One major misleading effect is that non-western immigrants are now largely imagined to be encountering Europe for the first time and to be bringing with them a purely alien culture untouched by decades and centuries under European control and influence. It is as if Europe had never gone out into the world in any significant cultural fashion, but only economically and militarily, while its own cultures were somehow left magically untouched.
Another interesting point is that Islamophobia is not necessarily a resurgence of racism:
The critical innovation of these movements, particularly in northern Europe, is that they have managed – for their supporters – to delink Islamophobia from racism so that today it is quite possible to argue that one is both anti-Islam and anti-racist.
This could explain why the Dutch, for example, normally obsessed with political correctness, have no problem complaining about (at the least) or insulting (at the most) Islam. Stephen Gash, co-founder of Stop Islamisation of Europe, has taken as his tag-line: “racism is the lowest form of human stupidity, but Islamophobia is the highest form of common sense.” This reminds me of how being anti-Islam has become acceptable in many parts of the world. It’s okay to complain about Islam, to generalize about Muslims, and to support anti-Islamic proposals/laws/wars. Muslims are the ultimate ‘Other’ and so any negative action/rhetoric used against them is completely understandable and therefore acceptable.
Across Europe there is legislation against hate speech, against racism and anti-Semitism, against the defamation of whole groups, minorities, and (if inconsistently) religions.
When Muslims appeal to such legislation, said legislation is suddenly accused of inflicting an unacceptable limitation on one’s freedom of speech – a misuse of anti-hate legislation that silences all criticism.

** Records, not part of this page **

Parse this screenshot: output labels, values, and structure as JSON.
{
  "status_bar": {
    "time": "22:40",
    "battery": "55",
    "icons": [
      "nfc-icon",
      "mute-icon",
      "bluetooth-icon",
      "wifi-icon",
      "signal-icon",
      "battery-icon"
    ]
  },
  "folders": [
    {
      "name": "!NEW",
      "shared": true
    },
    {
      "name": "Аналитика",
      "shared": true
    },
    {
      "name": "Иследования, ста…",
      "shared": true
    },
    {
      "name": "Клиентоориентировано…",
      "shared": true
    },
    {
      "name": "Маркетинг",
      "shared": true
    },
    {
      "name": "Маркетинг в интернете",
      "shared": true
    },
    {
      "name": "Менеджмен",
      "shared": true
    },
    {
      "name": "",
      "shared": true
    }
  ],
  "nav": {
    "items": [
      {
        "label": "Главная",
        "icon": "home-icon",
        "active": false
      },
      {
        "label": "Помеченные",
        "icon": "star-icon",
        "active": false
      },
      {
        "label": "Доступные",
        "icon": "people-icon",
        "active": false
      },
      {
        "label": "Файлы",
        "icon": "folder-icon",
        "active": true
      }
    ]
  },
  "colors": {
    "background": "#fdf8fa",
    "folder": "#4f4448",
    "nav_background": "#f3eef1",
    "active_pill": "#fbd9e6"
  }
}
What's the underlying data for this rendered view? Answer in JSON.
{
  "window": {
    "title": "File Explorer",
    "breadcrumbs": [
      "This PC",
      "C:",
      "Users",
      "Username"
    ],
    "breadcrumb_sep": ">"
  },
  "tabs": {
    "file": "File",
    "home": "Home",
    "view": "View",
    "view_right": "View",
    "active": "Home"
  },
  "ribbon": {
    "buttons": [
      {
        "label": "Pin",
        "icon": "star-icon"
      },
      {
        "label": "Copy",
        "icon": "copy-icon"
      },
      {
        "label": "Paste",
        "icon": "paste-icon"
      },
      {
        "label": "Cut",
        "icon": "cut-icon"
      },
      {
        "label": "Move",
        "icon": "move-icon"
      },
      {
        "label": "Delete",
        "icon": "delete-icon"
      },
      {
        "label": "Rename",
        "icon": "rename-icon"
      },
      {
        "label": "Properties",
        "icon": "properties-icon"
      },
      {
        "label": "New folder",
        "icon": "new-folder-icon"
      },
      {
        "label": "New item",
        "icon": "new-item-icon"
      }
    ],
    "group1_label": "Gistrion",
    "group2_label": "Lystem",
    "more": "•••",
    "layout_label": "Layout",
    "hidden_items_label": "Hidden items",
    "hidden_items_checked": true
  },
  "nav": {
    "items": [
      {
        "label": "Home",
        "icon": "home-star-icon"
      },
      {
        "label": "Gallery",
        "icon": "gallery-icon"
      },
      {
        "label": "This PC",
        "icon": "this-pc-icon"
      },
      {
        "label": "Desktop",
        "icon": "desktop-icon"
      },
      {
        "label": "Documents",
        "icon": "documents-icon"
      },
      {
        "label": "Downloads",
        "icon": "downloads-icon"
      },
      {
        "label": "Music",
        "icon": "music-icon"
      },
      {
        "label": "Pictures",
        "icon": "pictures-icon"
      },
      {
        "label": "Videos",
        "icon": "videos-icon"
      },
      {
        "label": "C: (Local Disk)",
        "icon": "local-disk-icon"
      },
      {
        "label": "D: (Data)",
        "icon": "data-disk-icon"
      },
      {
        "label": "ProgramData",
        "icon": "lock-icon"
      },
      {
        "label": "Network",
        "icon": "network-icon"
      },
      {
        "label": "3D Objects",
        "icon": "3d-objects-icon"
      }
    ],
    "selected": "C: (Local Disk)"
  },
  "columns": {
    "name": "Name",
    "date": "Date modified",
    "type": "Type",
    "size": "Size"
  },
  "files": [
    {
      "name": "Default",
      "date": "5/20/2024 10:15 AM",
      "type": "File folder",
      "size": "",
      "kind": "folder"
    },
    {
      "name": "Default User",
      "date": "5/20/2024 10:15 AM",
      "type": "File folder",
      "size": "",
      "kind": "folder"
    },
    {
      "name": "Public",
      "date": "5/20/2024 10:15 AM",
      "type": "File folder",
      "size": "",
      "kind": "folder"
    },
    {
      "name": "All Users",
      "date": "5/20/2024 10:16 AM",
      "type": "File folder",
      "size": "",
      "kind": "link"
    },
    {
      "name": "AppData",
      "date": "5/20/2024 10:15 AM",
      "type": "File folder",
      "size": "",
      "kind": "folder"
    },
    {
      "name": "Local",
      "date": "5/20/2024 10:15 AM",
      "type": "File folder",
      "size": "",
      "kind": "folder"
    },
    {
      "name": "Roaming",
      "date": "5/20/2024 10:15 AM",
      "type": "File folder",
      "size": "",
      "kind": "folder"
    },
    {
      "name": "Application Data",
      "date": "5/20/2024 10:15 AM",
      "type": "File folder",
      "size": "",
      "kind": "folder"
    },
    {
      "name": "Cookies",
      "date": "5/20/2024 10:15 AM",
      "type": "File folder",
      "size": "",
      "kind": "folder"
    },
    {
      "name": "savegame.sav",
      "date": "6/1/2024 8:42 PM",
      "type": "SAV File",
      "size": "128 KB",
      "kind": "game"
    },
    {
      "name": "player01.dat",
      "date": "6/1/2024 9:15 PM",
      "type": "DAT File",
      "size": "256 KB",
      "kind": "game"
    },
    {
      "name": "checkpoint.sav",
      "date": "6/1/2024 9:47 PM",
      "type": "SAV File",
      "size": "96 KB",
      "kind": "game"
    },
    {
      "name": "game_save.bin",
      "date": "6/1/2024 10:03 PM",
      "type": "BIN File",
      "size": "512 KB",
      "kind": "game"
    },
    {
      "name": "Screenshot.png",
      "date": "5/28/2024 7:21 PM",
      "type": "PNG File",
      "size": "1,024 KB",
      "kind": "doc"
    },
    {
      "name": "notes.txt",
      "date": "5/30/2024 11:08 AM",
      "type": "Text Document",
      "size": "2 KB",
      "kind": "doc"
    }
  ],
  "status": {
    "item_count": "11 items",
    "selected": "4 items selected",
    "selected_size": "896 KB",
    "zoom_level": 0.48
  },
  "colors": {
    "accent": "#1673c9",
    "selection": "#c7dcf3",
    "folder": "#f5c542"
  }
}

The author suggests 2 solutions to the problem. One: the formation of Islamic political parties in Europe (yeah right! there will be some kind of mass conflict before that happens); and two: remove all anti-hate speech legislation (so all groups can be targeted? isn’t it better to ensure that anti-Islam speech is punished, the way all other hate-speech is?)
Personally, I think the problem at this point can only be solved through socialization. No legal, economic, or political solution will work anymore. The problem is racism, Islamophobia, and the fact that Europeans just do not seem to like people different from them. The colonial past and the Holocaust are two events that make it clear that Europe has an issue with difference. This is not to say, of course, that ALL Europeans are like this; but from my personal experience, many are. This is especially the case with Muslims, who are seen as completely different and simply backwards. They are not modern, rational, and do not support human rights (what exactly are human rights? are they universal or western? when did non-white people agree to these universal human rights?)
How rare it is for a national politician to claim Muslims as one of his or her own. The fundamental paradox is that while the established and progressive elite of continental Europe are fiercely against rhetorical and institutionalized discrimination – to the point that many consider this a deep violation of their most vital personal and national values – many are at the same time highly unwilling to stop considering Islam and immigrants as backward in one fashion or another.
Elite and populist alike agree on the Muslims´ otherness; they just differ on the question of what to do about it. And as long as they agree on this – through their actions even more than their words – we have nowhere to go but down.